White House spokesman Robert Gibbs defended the Obama administration's plan to recognize the National Day of Prayer on Thursday with a paper proclamation, rather than a public event at the White House.

"We're doing a proclamation, which I know that many administrations in the past have done," Gibbs told reporters Tuesday.

But that is a major change from the way the day was recognized during eight years of the Bush administration, when prominent evangelical and other spiritual leaders were invited to attend an event in the East Room.

"Prayer is something that the president does every day," Gibbs said. "Privately, he'll pray as he does every day."

The event comes as reporters continue asking the White House about the Obama family's search for a church in Washington.

On Easter Sunday, the first family attended a service at St. John's Episcopal Church near the White House.

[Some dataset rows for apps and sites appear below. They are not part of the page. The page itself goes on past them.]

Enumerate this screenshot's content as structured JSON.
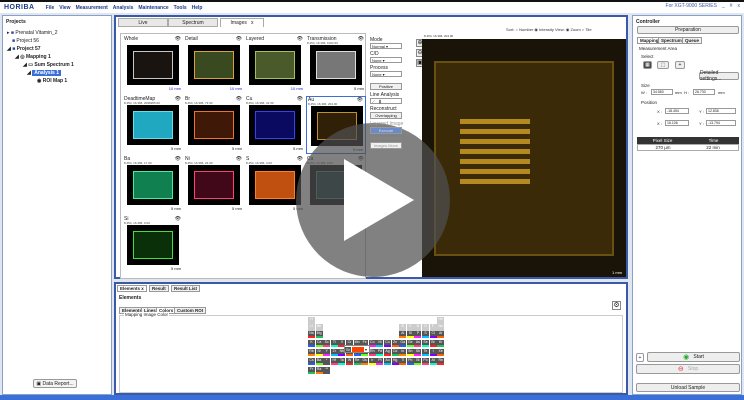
{
  "app": {
    "logo": "HORIBA",
    "menu": [
      "File",
      "View",
      "Measurement",
      "Analysis",
      "Maintenance",
      "Tools",
      "Help"
    ],
    "product": "For XGT-9000 SERIES",
    "window_controls": [
      "_",
      "#",
      "x"
    ]
  },
  "projects": {
    "title": "Projects",
    "tree": [
      "Prenatal Vitamin_2",
      "Project 56",
      "Project 57",
      "Mapping 1",
      "Sum Spectrum 1",
      "Analysis 1",
      "ROI Map 1"
    ],
    "data_report": "Data Report..."
  },
  "center": {
    "tabs": [
      "Live",
      "Spectrum",
      "Images",
      "x"
    ],
    "sort": "Sort:  ○ Number  ◉ Intensity   View:  ◉ Zoom  ○ Tile",
    "cells": [
      {
        "label": "Whole",
        "sub": "",
        "scale": "10 mm",
        "color": "#c8c8c8",
        "bg": "#1a1410"
      },
      {
        "label": "Detail",
        "sub": "",
        "scale": "10 mm",
        "color": "#d8a040",
        "bg": "#3a4a20"
      },
      {
        "label": "Layered",
        "sub": "",
        "scale": "10 mm",
        "color": "#a0c060",
        "bg": "#4a5a2a"
      },
      {
        "label": "Transmission",
        "sub": "8.454, 16.396,  1062.60",
        "scale": "5 mm",
        "color": "#ddd",
        "bg": "#777"
      },
      {
        "label": "DeadtimeMap",
        "sub": "8.454, 16.396,  2098265.00",
        "scale": "5 mm",
        "color": "#60e0f0",
        "bg": "#20a8c0"
      },
      {
        "label": "Br",
        "sub": "8.454, 16.396,  73.93",
        "scale": "5 mm",
        "color": "#f07030",
        "bg": "#401808"
      },
      {
        "label": "Cu",
        "sub": "8.454, 16.396,  31.50",
        "scale": "5 mm",
        "color": "#3040ff",
        "bg": "#0a0a60"
      },
      {
        "label": "Au",
        "sub": "8.454, 16.396,  204.00",
        "scale": "5 mm",
        "color": "#c09030",
        "bg": "#302008"
      },
      {
        "label": "Ba",
        "sub": "8.454, 16.396,  17.00",
        "scale": "5 mm",
        "color": "#40f0a0",
        "bg": "#108050"
      },
      {
        "label": "Ni",
        "sub": "8.454, 16.396,  24.00",
        "scale": "5 mm",
        "color": "#ff4070",
        "bg": "#400818"
      },
      {
        "label": "S",
        "sub": "8.454, 16.396,  3.00",
        "scale": "5 mm",
        "color": "#ff8020",
        "bg": "#c05010"
      },
      {
        "label": "Ca",
        "sub": "8.454, 16.396,  0.00",
        "scale": "5 mm",
        "color": "#408080",
        "bg": "#103030"
      },
      {
        "label": "Si",
        "sub": "8.454, 16.396,  0.00",
        "scale": "5 mm",
        "color": "#40e040",
        "bg": "#0a300a"
      }
    ],
    "controls": {
      "mode_label": "Mode",
      "mode": "Normal",
      "cd_label": "C/D",
      "cd": "None",
      "process_label": "Process",
      "process": "None",
      "positive": "Positive",
      "line_analysis": "Line Analysis",
      "reconstruct": "Reconstruct",
      "overlap": "Overlapping",
      "layered": "Layered Image",
      "execute": "Execute",
      "measurement": "Measurement",
      "images_move": "Images Move"
    },
    "big_coord": "8.454, 16.396,  204.00",
    "big_scale": "1 mm"
  },
  "bottom": {
    "tabs": [
      "Elements x",
      "Result",
      "Result List"
    ],
    "section": "Elements",
    "subtabs": [
      "Elements",
      "Lines",
      "Colors",
      "Custom ROI"
    ],
    "group": "Mapping Image Color",
    "selected_element": "Sr",
    "selected_color": "#ff4000",
    "rows": [
      [
        "H",
        "",
        "",
        "",
        "",
        "",
        "",
        "",
        "",
        "",
        "",
        "",
        "",
        "",
        "",
        "",
        "",
        "He"
      ],
      [
        "Li",
        "Be",
        "",
        "",
        "",
        "",
        "",
        "",
        "",
        "",
        "",
        "",
        "B",
        "C",
        "N",
        "O",
        "F",
        "Ne"
      ],
      [
        "Na",
        "Mg",
        "",
        "",
        "",
        "",
        "",
        "",
        "",
        "",
        "",
        "",
        "Al",
        "Si",
        "P",
        "S",
        "Cl",
        "Ar"
      ],
      [
        "K",
        "Ca",
        "Sc",
        "Ti",
        "V",
        "Cr",
        "Mn",
        "Fe",
        "Co",
        "Ni",
        "Cu",
        "Zn",
        "Ga",
        "Ge",
        "As",
        "Se",
        "Br",
        "Kr"
      ],
      [
        "Rb",
        "Sr",
        "Y",
        "Zr",
        "Nb",
        "Mo",
        "Tc",
        "Ru",
        "Rh",
        "Pd",
        "Ag",
        "Cd",
        "In",
        "Sn",
        "Sb",
        "Te",
        "I",
        "Xe"
      ],
      [
        "Cs",
        "Ba",
        "*",
        "Hf",
        "Ta",
        "W",
        "Re",
        "Os",
        "Ir",
        "Pt",
        "Au",
        "Hg",
        "Tl",
        "Pb",
        "Bi",
        "Po",
        "At",
        "Rn"
      ],
      [
        "Fr",
        "Ra",
        "**"
      ]
    ],
    "palette": [
      "#ff2020",
      "#20c060",
      "#ff8000",
      "#ffff00",
      "#ff20ff",
      "#00c0ff",
      "#8000ff",
      "#ff6000",
      "#2060ff",
      "#60ff20",
      "#ff4080",
      "#00ffc0"
    ]
  },
  "controller": {
    "title": "Controller",
    "preparation": "Preparation",
    "tabs": [
      "Mapping",
      "Spectrum",
      "Queue"
    ],
    "area": "Measurement Area",
    "select": "Select",
    "detailed": "Detailed settings...",
    "size": "Size",
    "w_label": "W :",
    "w": "34.560",
    "h_label": "H :",
    "h": "26.730",
    "unit": "mm",
    "position": "Position",
    "x_label": "X :",
    "y_label": "Y :",
    "x1": "-18.454",
    "y1": "12.836",
    "x2": "16.106",
    "y2": "-13.794",
    "pixel_size_h": "Pixel Size",
    "time_h": "Time",
    "pixel_size": "270  µm",
    "time": "22  min",
    "start": "Start",
    "stop": "Stop",
    "unload": "Unload Sample",
    "plus": "+"
  }
}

But Joshua DuBois, faith adviser at the White House, issued a statement saying the Obama family "has not made a decision yet on which church they will formally join in Washington."

When asked Tuesday if Obama will soon pray in a church that he calls his own, Gibbs said, "He may."

Mike Emanuel currently serves as chief congressional correspondent for FOX News Channel (FNC). He joined FNC in 1997 as a Los Angeles-based correspondent.